Here is the point - if an artist has the capability to publish their work directly, then other music sites can literally just link to the original artist when talking about them. Music blogs and review sites will be more inclined to trust and link directly to an artist because the quality of content is higher and more trustworthy. The result is increased traffic to the artist's core site where they can build a fan base, get people on their email list, get a street team going, or sell music CDs or downloads. Contrast this with a music review site linking to an artist's MySpace site, where there are a limited number of things that can occur. Aside from adding somebody as a friend and previewing some tracks, there isn't a whole lot else that can happen. As an artist you want to provide an honest and enveloping experience for potential fans, and with sites like MySpace you just hit a brick wall.

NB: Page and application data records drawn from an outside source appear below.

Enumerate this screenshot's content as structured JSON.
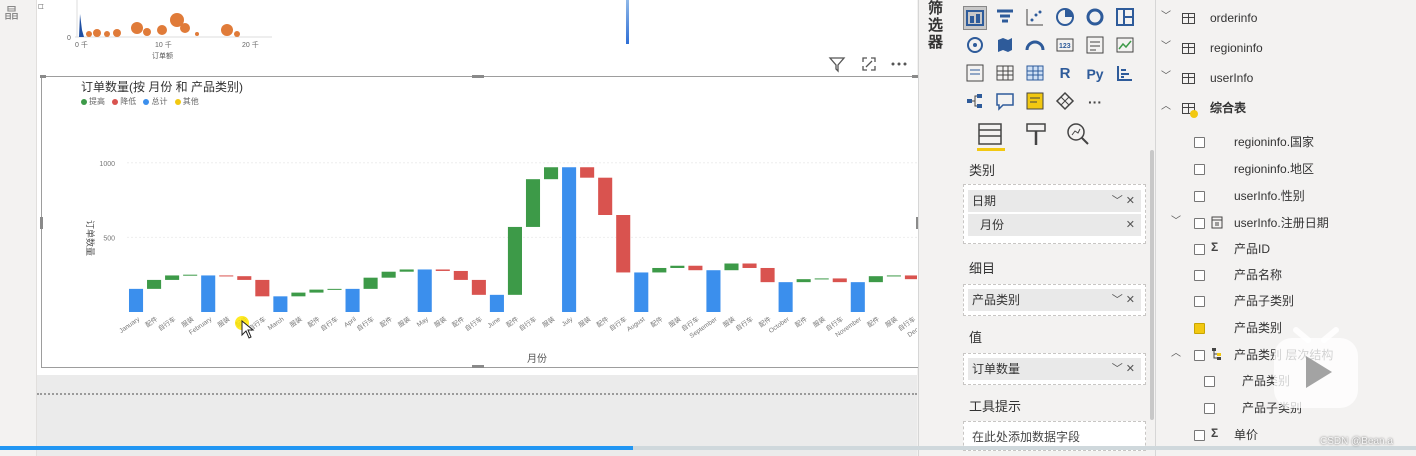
{
  "left_strip": {
    "glyph": "晶"
  },
  "scatter": {
    "y_tick": "0",
    "x_ticks": [
      "0 千",
      "10 千",
      "20 千"
    ],
    "xlabel": "订单额",
    "ylabel_partial": "ロ"
  },
  "visual": {
    "title": "订单数量(按 月份 和 产品类别)",
    "legend": [
      {
        "label": "提高",
        "color": "#3d9a48"
      },
      {
        "label": "降低",
        "color": "#d9534f"
      },
      {
        "label": "总计",
        "color": "#3b8fed"
      },
      {
        "label": "其他",
        "color": "#f2c811"
      }
    ],
    "xlabel": "月份",
    "ylabel": "订单数量"
  },
  "chart_data": {
    "type": "bar",
    "subtype": "waterfall",
    "title": "订单数量(按 月份 和 产品类别)",
    "xlabel": "月份",
    "ylabel": "订单数量",
    "ylim": [
      0,
      1300
    ],
    "y_ticks": [
      "500",
      "1000"
    ],
    "gridlines": true,
    "legend_position": "top-left",
    "categories": [
      "January",
      "配件",
      "自行车",
      "服装",
      "February",
      "服装",
      "配件",
      "自行车",
      "March",
      "服装",
      "配件",
      "自行车",
      "April",
      "自行车",
      "配件",
      "服装",
      "May",
      "服装",
      "配件",
      "自行车",
      "June",
      "配件",
      "自行车",
      "服装",
      "July",
      "服装",
      "配件",
      "自行车",
      "August",
      "配件",
      "服装",
      "自行车",
      "September",
      "服装",
      "自行车",
      "配件",
      "October",
      "配件",
      "服装",
      "自行车",
      "November",
      "配件",
      "服装",
      "自行车",
      "December"
    ],
    "bars": [
      {
        "kind": "total",
        "from": 0,
        "to": 155
      },
      {
        "kind": "increase",
        "from": 155,
        "to": 215
      },
      {
        "kind": "increase",
        "from": 215,
        "to": 245
      },
      {
        "kind": "increase",
        "from": 245,
        "to": 250
      },
      {
        "kind": "total",
        "from": 0,
        "to": 245
      },
      {
        "kind": "decrease",
        "from": 245,
        "to": 240
      },
      {
        "kind": "decrease",
        "from": 240,
        "to": 215
      },
      {
        "kind": "decrease",
        "from": 215,
        "to": 105
      },
      {
        "kind": "total",
        "from": 0,
        "to": 105
      },
      {
        "kind": "increase",
        "from": 105,
        "to": 130
      },
      {
        "kind": "increase",
        "from": 130,
        "to": 150
      },
      {
        "kind": "increase",
        "from": 150,
        "to": 155
      },
      {
        "kind": "total",
        "from": 0,
        "to": 155
      },
      {
        "kind": "increase",
        "from": 155,
        "to": 230
      },
      {
        "kind": "increase",
        "from": 230,
        "to": 270
      },
      {
        "kind": "increase",
        "from": 270,
        "to": 285
      },
      {
        "kind": "total",
        "from": 0,
        "to": 285
      },
      {
        "kind": "decrease",
        "from": 285,
        "to": 275
      },
      {
        "kind": "decrease",
        "from": 275,
        "to": 215
      },
      {
        "kind": "decrease",
        "from": 215,
        "to": 115
      },
      {
        "kind": "total",
        "from": 0,
        "to": 115
      },
      {
        "kind": "increase",
        "from": 115,
        "to": 570
      },
      {
        "kind": "increase",
        "from": 570,
        "to": 890
      },
      {
        "kind": "increase",
        "from": 890,
        "to": 970
      },
      {
        "kind": "total",
        "from": 0,
        "to": 970
      },
      {
        "kind": "decrease",
        "from": 970,
        "to": 900
      },
      {
        "kind": "decrease",
        "from": 900,
        "to": 650
      },
      {
        "kind": "decrease",
        "from": 650,
        "to": 265
      },
      {
        "kind": "total",
        "from": 0,
        "to": 265
      },
      {
        "kind": "increase",
        "from": 265,
        "to": 295
      },
      {
        "kind": "increase",
        "from": 295,
        "to": 310
      },
      {
        "kind": "decrease",
        "from": 310,
        "to": 280
      },
      {
        "kind": "total",
        "from": 0,
        "to": 280
      },
      {
        "kind": "increase",
        "from": 280,
        "to": 325
      },
      {
        "kind": "decrease",
        "from": 325,
        "to": 295
      },
      {
        "kind": "decrease",
        "from": 295,
        "to": 200
      },
      {
        "kind": "total",
        "from": 0,
        "to": 200
      },
      {
        "kind": "increase",
        "from": 200,
        "to": 220
      },
      {
        "kind": "increase",
        "from": 220,
        "to": 225
      },
      {
        "kind": "decrease",
        "from": 225,
        "to": 200
      },
      {
        "kind": "total",
        "from": 0,
        "to": 200
      },
      {
        "kind": "increase",
        "from": 200,
        "to": 240
      },
      {
        "kind": "increase",
        "from": 240,
        "to": 245
      },
      {
        "kind": "decrease",
        "from": 245,
        "to": 220
      },
      {
        "kind": "total",
        "from": 0,
        "to": 220
      }
    ]
  },
  "filters_label": "筛选器",
  "viz_pane": {
    "icons": [
      "matrix-visual",
      "funnel-visual",
      "scatter-visual",
      "pie-visual",
      "donut-visual",
      "treemap-visual",
      "map-visual",
      "filled-map-visual",
      "gauge-visual",
      "card-visual",
      "multirow-card-visual",
      "kpi-visual",
      "slicer-visual",
      "table-visual",
      "matrix-table-visual",
      "r-visual",
      "python-visual",
      "key-influencers-visual",
      "decomposition-tree-visual",
      "qa-visual",
      "smart-narrative-visual",
      "arcgis-visual",
      "more-visuals"
    ],
    "r_label": "R",
    "py_label": "Py",
    "more_label": "···",
    "wells": {
      "category_label": "类别",
      "category_fields": [
        {
          "name": "日期"
        },
        {
          "name": "月份"
        }
      ],
      "breakdown_label": "细目",
      "breakdown_field": "产品类别",
      "values_label": "值",
      "values_field": "订单数量",
      "tooltips_label": "工具提示",
      "tooltips_placeholder": "在此处添加数据字段"
    }
  },
  "fields_pane": {
    "tables": [
      {
        "name": "orderinfo",
        "expanded": false
      },
      {
        "name": "regioninfo",
        "expanded": false
      },
      {
        "name": "userInfo",
        "expanded": false
      },
      {
        "name": "综合表",
        "expanded": true
      }
    ],
    "fields": [
      {
        "name": "regioninfo.国家",
        "checked": false,
        "sigma": false
      },
      {
        "name": "regioninfo.地区",
        "checked": false,
        "sigma": false
      },
      {
        "name": "userInfo.性别",
        "checked": false,
        "sigma": false
      },
      {
        "name": "userInfo.注册日期",
        "checked": false,
        "sigma": false,
        "date": true
      },
      {
        "name": "产品ID",
        "checked": false,
        "sigma": true
      },
      {
        "name": "产品名称",
        "checked": false,
        "sigma": false
      },
      {
        "name": "产品子类别",
        "checked": false,
        "sigma": false
      },
      {
        "name": "产品类别",
        "checked": true,
        "sigma": false
      },
      {
        "name": "产品类别 层次结构",
        "checked": false,
        "sigma": false,
        "hierarchy": true
      },
      {
        "name": "产品类别",
        "checked": false,
        "sigma": false,
        "child": true
      },
      {
        "name": "产品子类别",
        "checked": false,
        "sigma": false,
        "child": true
      },
      {
        "name": "单价",
        "checked": false,
        "sigma": true
      }
    ]
  },
  "progress": {
    "fraction": 0.447
  },
  "watermark": "CSDN @Bean.a"
}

It may sound like I'm putting down social networking sites, but I'm not. They work very well for their intended purpose - connecting people. When it comes to music publishing however, I don't think these sites work very well because ownership, licensing, sales, and distribution of the work gets complicated. Plus, it is just hard to maintain content across five different social networking sites.
By publishing directly on their own site, an artist can specify the license of their work explicitly. Probably the best approach would be to give published works very loose distribution licenses so that the music can spread freely across the net and other music sites can pick up and distribute it.
I don't think I'm making any sort of astounding discoveries - I'm just trying to take a step back and think about things. Just think about it next time you buy a song on iTunes. Why are so many middlemen involved in that transaction? How much is the artist really getting and who decides how it is licensed? Or the next time you visit a MySpace page, think about who really benefits more from you visiting the page. That band you are checking out, or Ruport Murdoch?
It just seems so much simpler for an artist to publish and sell direct and sidestep all of the bullsh*t while simultaneously earning more money and decreasing the amount of time spent managing their website(s). Less time dealing with this crap means artists have more time to focus on what they do best: make music!